• **What the task asks**
Copy each line containing the word "Pizza" from the records that follow, please.
::: Excerpted data :::
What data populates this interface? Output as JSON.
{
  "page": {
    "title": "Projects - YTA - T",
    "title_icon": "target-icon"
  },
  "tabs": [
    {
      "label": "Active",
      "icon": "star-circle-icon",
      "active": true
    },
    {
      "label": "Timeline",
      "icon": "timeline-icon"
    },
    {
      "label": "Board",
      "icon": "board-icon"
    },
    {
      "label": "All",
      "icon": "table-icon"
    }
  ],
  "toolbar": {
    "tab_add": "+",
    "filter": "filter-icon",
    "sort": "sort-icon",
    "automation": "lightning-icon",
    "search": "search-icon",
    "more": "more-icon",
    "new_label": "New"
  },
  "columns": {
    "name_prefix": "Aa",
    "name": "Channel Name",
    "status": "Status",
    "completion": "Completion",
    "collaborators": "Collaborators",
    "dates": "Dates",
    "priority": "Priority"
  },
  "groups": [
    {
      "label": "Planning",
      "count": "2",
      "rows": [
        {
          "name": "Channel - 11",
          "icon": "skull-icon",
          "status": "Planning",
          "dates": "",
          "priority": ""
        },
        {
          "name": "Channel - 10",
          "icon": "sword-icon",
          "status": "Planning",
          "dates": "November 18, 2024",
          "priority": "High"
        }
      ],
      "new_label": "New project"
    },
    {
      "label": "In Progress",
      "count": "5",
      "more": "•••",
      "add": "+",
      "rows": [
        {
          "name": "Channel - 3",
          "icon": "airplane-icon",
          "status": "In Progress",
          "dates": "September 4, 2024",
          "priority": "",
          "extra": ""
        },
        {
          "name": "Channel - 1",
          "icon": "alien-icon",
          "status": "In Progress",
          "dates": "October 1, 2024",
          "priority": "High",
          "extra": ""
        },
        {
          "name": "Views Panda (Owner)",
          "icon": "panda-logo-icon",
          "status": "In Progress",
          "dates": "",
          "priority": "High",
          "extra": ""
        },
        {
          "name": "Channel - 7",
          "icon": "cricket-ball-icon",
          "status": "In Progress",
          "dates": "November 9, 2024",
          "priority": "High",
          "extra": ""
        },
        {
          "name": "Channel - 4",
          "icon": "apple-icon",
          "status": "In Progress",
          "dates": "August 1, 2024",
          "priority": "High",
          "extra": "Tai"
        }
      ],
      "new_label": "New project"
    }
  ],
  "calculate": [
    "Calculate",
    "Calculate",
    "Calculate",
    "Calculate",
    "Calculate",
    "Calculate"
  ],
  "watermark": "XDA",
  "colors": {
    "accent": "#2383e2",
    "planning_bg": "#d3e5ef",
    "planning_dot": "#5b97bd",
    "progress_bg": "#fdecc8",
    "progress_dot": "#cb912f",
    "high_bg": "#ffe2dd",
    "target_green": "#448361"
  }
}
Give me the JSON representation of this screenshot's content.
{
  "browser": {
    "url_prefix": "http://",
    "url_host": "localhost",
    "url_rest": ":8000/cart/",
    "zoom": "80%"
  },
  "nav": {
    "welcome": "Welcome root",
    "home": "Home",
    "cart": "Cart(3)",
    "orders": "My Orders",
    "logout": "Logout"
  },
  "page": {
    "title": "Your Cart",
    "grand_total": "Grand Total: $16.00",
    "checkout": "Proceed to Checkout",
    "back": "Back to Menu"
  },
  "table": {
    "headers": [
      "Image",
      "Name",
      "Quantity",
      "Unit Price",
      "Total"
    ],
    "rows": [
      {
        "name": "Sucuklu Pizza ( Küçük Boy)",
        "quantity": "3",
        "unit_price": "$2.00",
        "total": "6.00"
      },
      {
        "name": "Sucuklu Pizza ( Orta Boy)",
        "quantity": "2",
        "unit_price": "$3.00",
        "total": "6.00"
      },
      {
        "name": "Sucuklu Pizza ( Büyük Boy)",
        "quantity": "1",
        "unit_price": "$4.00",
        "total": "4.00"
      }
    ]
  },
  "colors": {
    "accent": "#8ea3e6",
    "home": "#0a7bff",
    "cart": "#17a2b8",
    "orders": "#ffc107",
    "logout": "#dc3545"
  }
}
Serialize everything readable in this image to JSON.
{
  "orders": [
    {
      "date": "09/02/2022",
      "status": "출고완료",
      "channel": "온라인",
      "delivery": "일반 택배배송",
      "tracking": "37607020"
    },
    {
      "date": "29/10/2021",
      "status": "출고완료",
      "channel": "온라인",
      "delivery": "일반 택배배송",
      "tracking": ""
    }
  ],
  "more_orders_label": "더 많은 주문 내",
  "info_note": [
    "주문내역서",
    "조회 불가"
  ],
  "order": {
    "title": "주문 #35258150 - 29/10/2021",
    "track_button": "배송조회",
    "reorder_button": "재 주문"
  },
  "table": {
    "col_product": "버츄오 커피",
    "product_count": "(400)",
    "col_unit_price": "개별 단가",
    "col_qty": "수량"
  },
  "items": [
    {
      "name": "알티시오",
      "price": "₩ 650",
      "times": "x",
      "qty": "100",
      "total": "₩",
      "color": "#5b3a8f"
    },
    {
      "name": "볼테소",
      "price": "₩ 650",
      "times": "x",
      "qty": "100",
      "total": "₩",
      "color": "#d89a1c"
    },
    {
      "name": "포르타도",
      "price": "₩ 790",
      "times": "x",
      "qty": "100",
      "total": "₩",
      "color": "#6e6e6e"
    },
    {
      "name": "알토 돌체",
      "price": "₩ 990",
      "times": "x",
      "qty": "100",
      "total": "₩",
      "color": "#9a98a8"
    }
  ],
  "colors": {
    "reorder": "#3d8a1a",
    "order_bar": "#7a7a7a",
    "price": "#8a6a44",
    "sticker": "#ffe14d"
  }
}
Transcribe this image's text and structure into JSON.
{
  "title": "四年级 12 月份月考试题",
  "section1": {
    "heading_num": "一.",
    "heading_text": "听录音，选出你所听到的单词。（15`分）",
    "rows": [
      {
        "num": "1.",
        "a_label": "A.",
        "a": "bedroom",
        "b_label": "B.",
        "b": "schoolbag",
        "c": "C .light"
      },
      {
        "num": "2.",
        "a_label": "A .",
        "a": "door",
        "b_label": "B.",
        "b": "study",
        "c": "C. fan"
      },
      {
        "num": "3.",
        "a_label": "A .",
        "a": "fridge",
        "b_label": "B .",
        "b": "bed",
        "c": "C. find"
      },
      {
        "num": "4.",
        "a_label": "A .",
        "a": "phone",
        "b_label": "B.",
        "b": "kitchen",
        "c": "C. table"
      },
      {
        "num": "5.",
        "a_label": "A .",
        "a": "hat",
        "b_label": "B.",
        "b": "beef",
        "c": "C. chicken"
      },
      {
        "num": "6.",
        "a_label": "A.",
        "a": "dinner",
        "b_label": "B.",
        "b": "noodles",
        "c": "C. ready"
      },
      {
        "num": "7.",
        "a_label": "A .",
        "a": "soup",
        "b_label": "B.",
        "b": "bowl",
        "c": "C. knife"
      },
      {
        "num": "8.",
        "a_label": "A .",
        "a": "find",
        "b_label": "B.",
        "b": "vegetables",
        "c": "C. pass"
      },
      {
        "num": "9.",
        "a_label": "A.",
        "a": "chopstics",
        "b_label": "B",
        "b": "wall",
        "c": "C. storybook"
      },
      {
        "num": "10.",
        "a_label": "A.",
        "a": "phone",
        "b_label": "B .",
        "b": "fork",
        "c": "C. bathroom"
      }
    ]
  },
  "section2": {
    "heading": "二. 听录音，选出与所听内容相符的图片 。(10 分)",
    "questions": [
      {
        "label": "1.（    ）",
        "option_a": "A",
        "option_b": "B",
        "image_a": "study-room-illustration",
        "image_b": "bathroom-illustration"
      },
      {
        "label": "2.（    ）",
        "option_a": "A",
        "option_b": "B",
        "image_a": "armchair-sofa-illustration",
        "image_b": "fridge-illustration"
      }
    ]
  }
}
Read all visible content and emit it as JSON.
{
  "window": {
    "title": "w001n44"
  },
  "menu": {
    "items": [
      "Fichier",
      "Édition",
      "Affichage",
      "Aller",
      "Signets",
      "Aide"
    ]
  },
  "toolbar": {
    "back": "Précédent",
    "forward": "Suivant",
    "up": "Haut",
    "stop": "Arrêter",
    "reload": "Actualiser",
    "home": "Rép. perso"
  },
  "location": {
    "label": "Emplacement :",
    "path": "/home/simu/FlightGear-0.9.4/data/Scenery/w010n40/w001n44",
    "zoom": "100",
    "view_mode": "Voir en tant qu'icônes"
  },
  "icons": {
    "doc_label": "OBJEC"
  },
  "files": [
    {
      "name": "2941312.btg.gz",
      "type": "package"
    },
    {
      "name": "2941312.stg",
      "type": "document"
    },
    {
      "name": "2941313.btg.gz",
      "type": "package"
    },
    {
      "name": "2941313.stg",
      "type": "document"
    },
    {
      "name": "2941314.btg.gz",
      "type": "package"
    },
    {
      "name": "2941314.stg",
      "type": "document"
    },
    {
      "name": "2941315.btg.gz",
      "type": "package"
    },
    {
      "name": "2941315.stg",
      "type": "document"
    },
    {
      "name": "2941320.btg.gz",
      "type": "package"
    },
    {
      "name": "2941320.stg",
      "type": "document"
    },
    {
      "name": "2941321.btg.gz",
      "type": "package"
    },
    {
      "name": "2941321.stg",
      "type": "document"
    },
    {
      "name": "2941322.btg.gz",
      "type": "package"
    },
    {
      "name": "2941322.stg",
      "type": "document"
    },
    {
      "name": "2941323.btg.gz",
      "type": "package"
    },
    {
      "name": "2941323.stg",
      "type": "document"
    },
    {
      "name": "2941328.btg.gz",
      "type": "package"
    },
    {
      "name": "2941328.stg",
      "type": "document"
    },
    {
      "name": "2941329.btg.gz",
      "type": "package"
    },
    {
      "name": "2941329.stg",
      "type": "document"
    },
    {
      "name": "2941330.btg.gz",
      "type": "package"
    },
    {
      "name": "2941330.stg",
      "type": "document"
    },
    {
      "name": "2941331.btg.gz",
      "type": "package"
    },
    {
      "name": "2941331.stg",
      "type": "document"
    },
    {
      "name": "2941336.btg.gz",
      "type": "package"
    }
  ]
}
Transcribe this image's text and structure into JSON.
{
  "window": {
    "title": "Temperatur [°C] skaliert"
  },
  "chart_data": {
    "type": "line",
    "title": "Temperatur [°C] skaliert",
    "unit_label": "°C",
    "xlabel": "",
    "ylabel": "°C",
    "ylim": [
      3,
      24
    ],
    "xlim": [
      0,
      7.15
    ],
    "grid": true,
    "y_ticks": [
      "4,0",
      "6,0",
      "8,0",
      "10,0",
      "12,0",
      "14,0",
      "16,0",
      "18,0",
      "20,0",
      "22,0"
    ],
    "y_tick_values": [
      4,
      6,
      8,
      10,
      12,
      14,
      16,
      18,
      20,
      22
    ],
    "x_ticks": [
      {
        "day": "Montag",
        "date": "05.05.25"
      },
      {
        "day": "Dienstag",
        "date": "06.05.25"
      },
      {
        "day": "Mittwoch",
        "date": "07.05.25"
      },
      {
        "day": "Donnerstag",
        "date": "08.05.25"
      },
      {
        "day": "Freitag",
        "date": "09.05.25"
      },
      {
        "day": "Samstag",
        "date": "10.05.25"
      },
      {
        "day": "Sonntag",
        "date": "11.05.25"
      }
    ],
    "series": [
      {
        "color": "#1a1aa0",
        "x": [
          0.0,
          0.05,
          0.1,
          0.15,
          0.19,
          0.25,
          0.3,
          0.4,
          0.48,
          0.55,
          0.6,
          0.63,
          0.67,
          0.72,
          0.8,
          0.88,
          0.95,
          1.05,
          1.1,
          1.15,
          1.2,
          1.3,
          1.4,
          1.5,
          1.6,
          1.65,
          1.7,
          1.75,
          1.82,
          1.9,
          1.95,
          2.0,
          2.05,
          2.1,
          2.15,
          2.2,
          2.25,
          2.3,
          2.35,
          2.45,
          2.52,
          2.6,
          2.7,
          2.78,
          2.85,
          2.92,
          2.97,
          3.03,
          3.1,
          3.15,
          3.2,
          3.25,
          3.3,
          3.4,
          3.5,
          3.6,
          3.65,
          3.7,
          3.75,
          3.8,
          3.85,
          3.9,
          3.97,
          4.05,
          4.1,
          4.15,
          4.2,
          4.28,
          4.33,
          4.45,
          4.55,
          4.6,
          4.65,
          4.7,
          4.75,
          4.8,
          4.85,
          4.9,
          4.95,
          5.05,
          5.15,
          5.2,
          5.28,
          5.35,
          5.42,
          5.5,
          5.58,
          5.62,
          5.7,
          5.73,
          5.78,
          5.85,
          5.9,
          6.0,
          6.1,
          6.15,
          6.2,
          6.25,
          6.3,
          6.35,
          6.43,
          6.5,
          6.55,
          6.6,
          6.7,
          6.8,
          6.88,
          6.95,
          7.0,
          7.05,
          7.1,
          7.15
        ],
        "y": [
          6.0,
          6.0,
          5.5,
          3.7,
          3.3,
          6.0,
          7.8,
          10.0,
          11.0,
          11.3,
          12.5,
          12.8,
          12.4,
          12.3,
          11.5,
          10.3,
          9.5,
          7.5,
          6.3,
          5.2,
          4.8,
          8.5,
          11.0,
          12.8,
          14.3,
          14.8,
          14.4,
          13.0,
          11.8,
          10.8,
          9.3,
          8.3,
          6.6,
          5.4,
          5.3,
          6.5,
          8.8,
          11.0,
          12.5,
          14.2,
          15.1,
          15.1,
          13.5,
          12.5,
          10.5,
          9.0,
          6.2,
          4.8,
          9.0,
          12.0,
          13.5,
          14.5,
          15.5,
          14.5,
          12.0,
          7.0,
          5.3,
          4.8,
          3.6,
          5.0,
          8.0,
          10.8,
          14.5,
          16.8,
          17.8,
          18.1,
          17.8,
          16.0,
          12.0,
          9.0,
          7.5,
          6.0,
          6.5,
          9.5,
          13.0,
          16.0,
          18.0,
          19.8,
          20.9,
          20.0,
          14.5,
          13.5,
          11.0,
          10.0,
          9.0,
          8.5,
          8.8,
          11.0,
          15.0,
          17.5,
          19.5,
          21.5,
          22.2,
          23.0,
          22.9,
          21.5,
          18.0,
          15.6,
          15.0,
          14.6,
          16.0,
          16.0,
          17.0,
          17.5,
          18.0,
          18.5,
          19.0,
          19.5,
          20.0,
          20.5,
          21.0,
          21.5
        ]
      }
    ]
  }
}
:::
• **Task answer**
        "name": "Sucuklu Pizza ( Küçük Boy)",
        "name": "Sucuklu Pizza ( Orta Boy)",
        "name": "Sucuklu Pizza ( Büyük Boy)",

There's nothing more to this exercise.